‘On Anzac Day, we remember the Great War but forget our first war‘, The Conversation, 25 April 2014
On Anzac Day, Australia remembers its war dead, with one tragic exception. Australia is apparently disinclined to acknowledge the fact or the importance of frontier conflicts.
The article contrasts the commemoration of Anzac Day, currently enhanced with the centenary, and the inadequate recognition of our Frontier Wars, the conflict between Indigenous Australians and white settlers in the nineteenth and early twentieth century. This neglect is particularly notable in the Australian War Memorial, where ‘[s]uccessive directors … have claimed – without foundation – that its governing act only allows it to deal with “overseas conflicts” or with “wars Australia has fought as a nation”’.

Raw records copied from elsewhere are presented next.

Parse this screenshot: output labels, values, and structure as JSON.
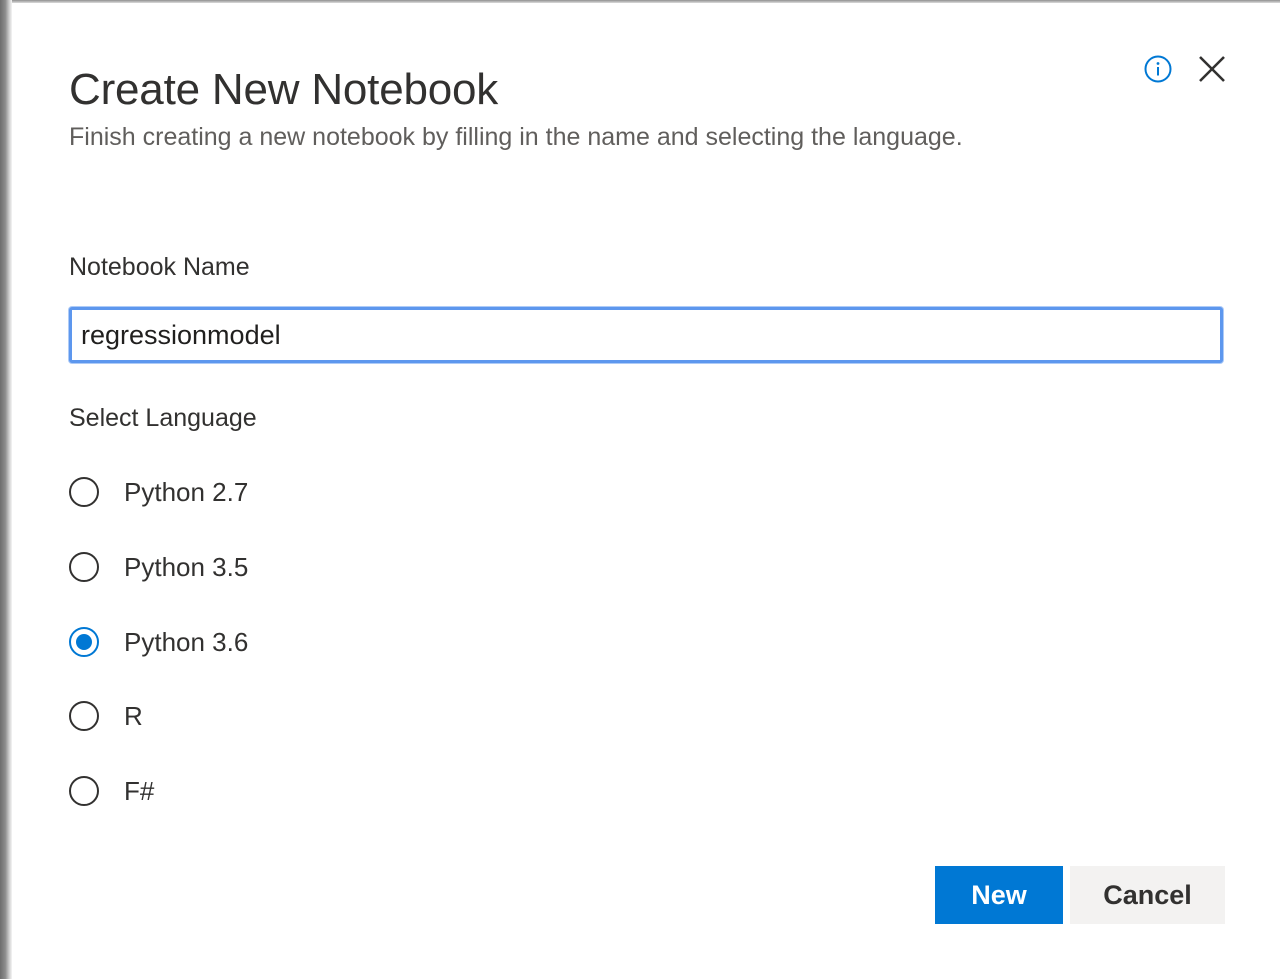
{
  "dialog": {
    "title": "Create New Notebook",
    "subtitle": "Finish creating a new notebook by filling in the name and selecting the language.",
    "info_icon": "info-icon",
    "close_icon": "close-icon"
  },
  "name_field": {
    "label": "Notebook Name",
    "value": "regressionmodel"
  },
  "language": {
    "label": "Select Language",
    "options": [
      {
        "label": "Python 2.7",
        "selected": false
      },
      {
        "label": "Python 3.5",
        "selected": false
      },
      {
        "label": "Python 3.6",
        "selected": true
      },
      {
        "label": "R",
        "selected": false
      },
      {
        "label": "F#",
        "selected": false
      }
    ]
  },
  "buttons": {
    "new_label": "New",
    "cancel_label": "Cancel"
  },
  "colors": {
    "accent": "#0078d4",
    "input_focus_border": "#5d97ee",
    "text_primary": "#323130",
    "text_secondary": "#605e5c",
    "cancel_background": "#f3f2f1"
  }
}
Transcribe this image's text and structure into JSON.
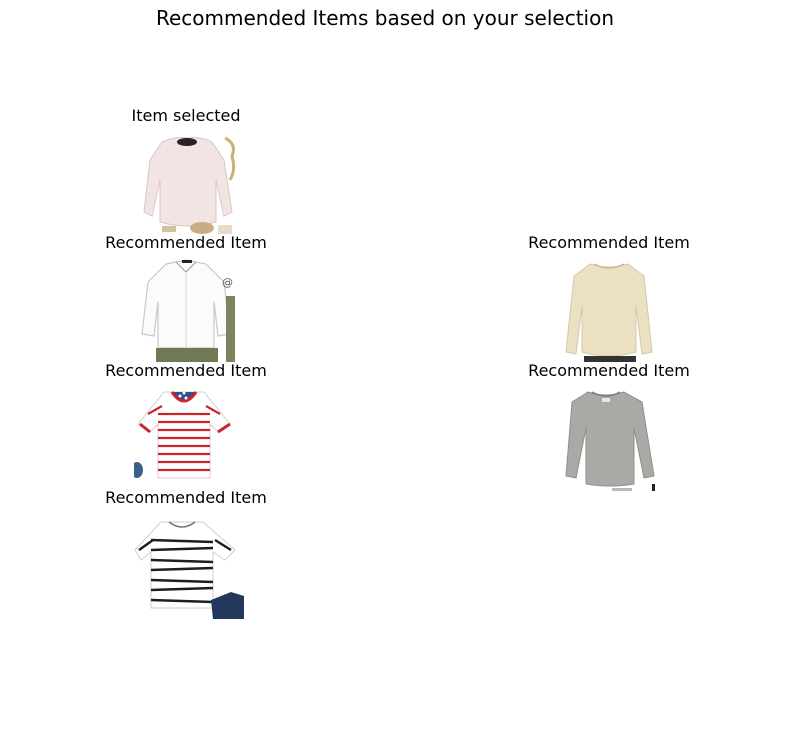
{
  "page": {
    "title": "Recommended Items based on your selection"
  },
  "selected": {
    "label": "Item selected",
    "icon": "pink-knit-sweater-image"
  },
  "recommendations": [
    {
      "label": "Recommended Item",
      "icon": "white-button-shirt-image"
    },
    {
      "label": "Recommended Item",
      "icon": "beige-long-sleeve-top-image"
    },
    {
      "label": "Recommended Item",
      "icon": "red-striped-tee-image"
    },
    {
      "label": "Recommended Item",
      "icon": "grey-long-sleeve-top-image"
    },
    {
      "label": "Recommended Item",
      "icon": "black-striped-tee-image"
    }
  ],
  "colors": {
    "background": "#ffffff",
    "text": "#000000"
  }
}
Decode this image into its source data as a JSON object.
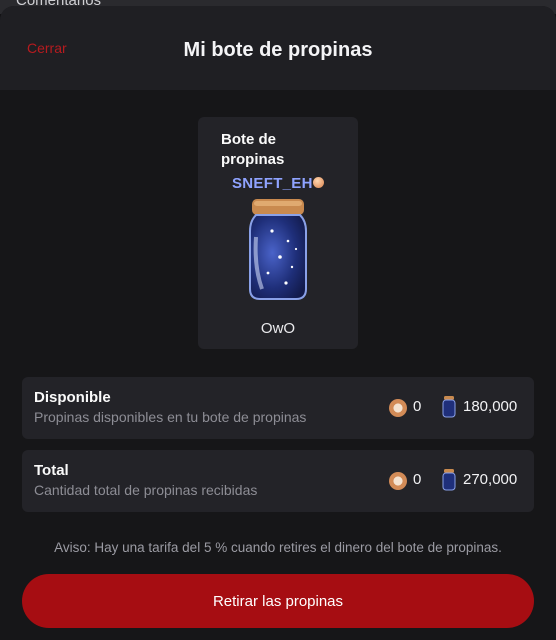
{
  "background_section": {
    "label": "Comentarios"
  },
  "header": {
    "close_label": "Cerrar",
    "title": "Mi bote de propinas"
  },
  "card": {
    "title": "Bote de propinas",
    "username": "SNEFT_EH",
    "name": "OwO",
    "icon": "tip-jar-icon"
  },
  "available": {
    "title": "Disponible",
    "subtitle": "Propinas disponibles en tu bote de propinas",
    "coins": "0",
    "jar_amount": "180,000"
  },
  "total": {
    "title": "Total",
    "subtitle": "Cantidad total de propinas recibidas",
    "coins": "0",
    "jar_amount": "270,000"
  },
  "notice": "Aviso: Hay una tarifa del 5 % cuando retires el dinero del bote de propinas.",
  "withdraw_label": "Retirar las propinas",
  "colors": {
    "accent": "#a60d12",
    "username": "#8fa3ff",
    "background": "#121214"
  }
}
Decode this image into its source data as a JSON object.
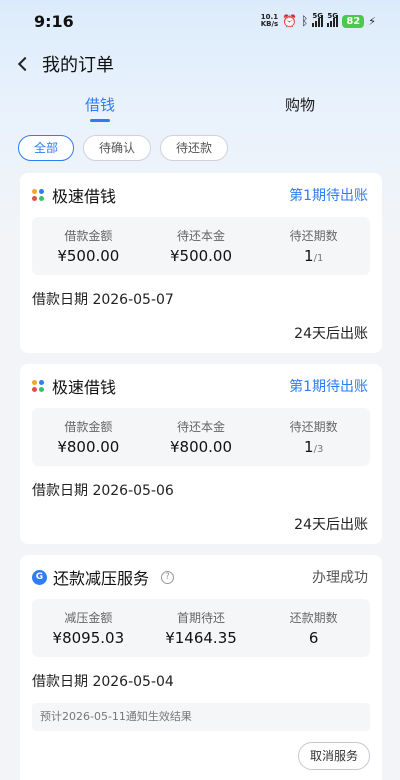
{
  "status_bar": {
    "time": "9:16",
    "net_speed_value": "10.1",
    "net_speed_unit": "KB/s",
    "signal1_label": "5G",
    "signal2_label": "5G",
    "battery": "82"
  },
  "header": {
    "title": "我的订单"
  },
  "tabs": [
    {
      "label": "借钱",
      "active": true
    },
    {
      "label": "购物",
      "active": false
    }
  ],
  "filters": [
    {
      "label": "全部",
      "active": true
    },
    {
      "label": "待确认",
      "active": false
    },
    {
      "label": "待还款",
      "active": false
    }
  ],
  "orders": [
    {
      "title": "极速借钱",
      "status": "第1期待出账",
      "stats": [
        {
          "label": "借款金额",
          "value": "¥500.00"
        },
        {
          "label": "待还本金",
          "value": "¥500.00"
        },
        {
          "label": "待还期数",
          "value": "1",
          "suffix": "/1"
        }
      ],
      "loan_date": "借款日期 2026-05-07",
      "bill_note": "24天后出账"
    },
    {
      "title": "极速借钱",
      "status": "第1期待出账",
      "stats": [
        {
          "label": "借款金额",
          "value": "¥800.00"
        },
        {
          "label": "待还本金",
          "value": "¥800.00"
        },
        {
          "label": "待还期数",
          "value": "1",
          "suffix": "/3"
        }
      ],
      "loan_date": "借款日期 2026-05-06",
      "bill_note": "24天后出账"
    },
    {
      "title": "还款减压服务",
      "status": "办理成功",
      "stats": [
        {
          "label": "减压金额",
          "value": "¥8095.03"
        },
        {
          "label": "首期待还",
          "value": "¥1464.35"
        },
        {
          "label": "还款期数",
          "value": "6"
        }
      ],
      "loan_date": "借款日期 2026-05-04",
      "notice": "预计2026-05-11通知生效结果",
      "cancel_label": "取消服务"
    }
  ],
  "colors": {
    "accent": "#2f7cf6",
    "battery": "#4ac94a",
    "app_icon_dots": [
      "#f5a623",
      "#2f7cf6",
      "#e94b4b",
      "#34c26b"
    ]
  }
}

The values attributed to Anzac apply just as much to Indigenous warriors defending their land. ‘Accepting frontier conflict does not diminish Anzac, but it would prove that a century on from Gallipoli we had perhaps grown up as a nation.’ There was vigorous comment from readers.